The power of Canadian hockey
Here’s a neat little statistic. Ontario’s Independent Electricity System Operator said that electricity use in the province jumped by 300 megawatts during the Canada-U.S. final on Sunday night, largely because of the number of TV sets that were turned on. Additional 300-megawatt spikes were measured during game intermissions, likely because viewers went to the washroom (after all, flushing the toilet consumes electricity) or opened the fridge to get a beer or threw a bag of popcorn in the microwave. Shortly after Canadian player Sidney Crosby scored the game-winning goal in sudden-death overtime, the province’s demand profile return to that of a typical Sunday evening.
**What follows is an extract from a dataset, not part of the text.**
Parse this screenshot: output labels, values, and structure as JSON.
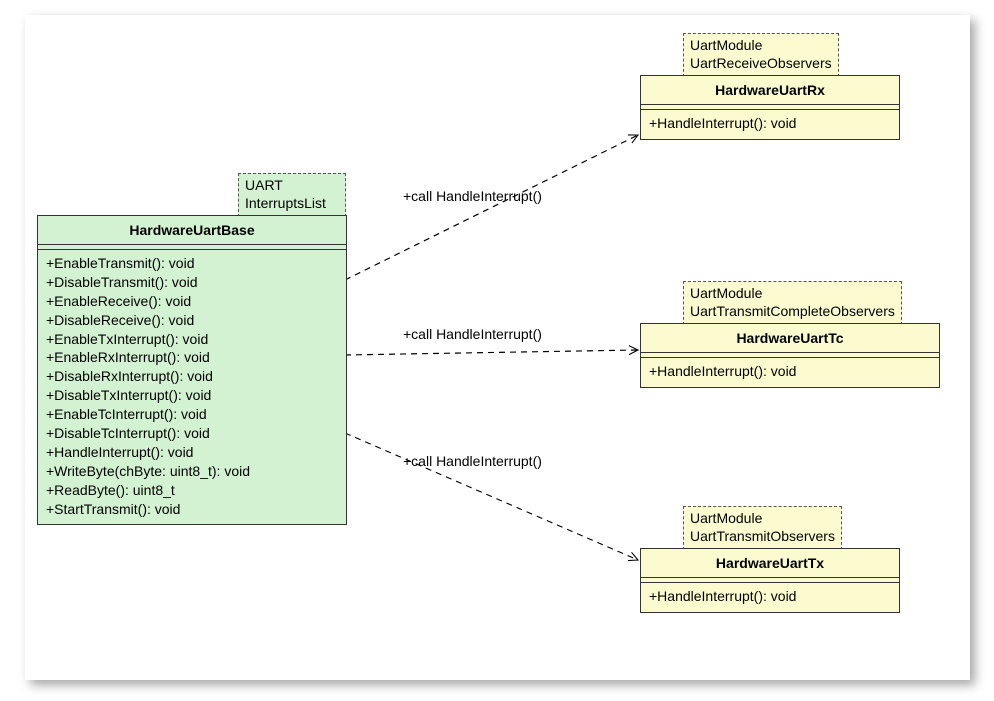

It’s a perfect example of what managers of the electricity system need to be aware of when trying to balance supply and demand on the grid. It ranges from the weather to what’s on your TV on a given evening.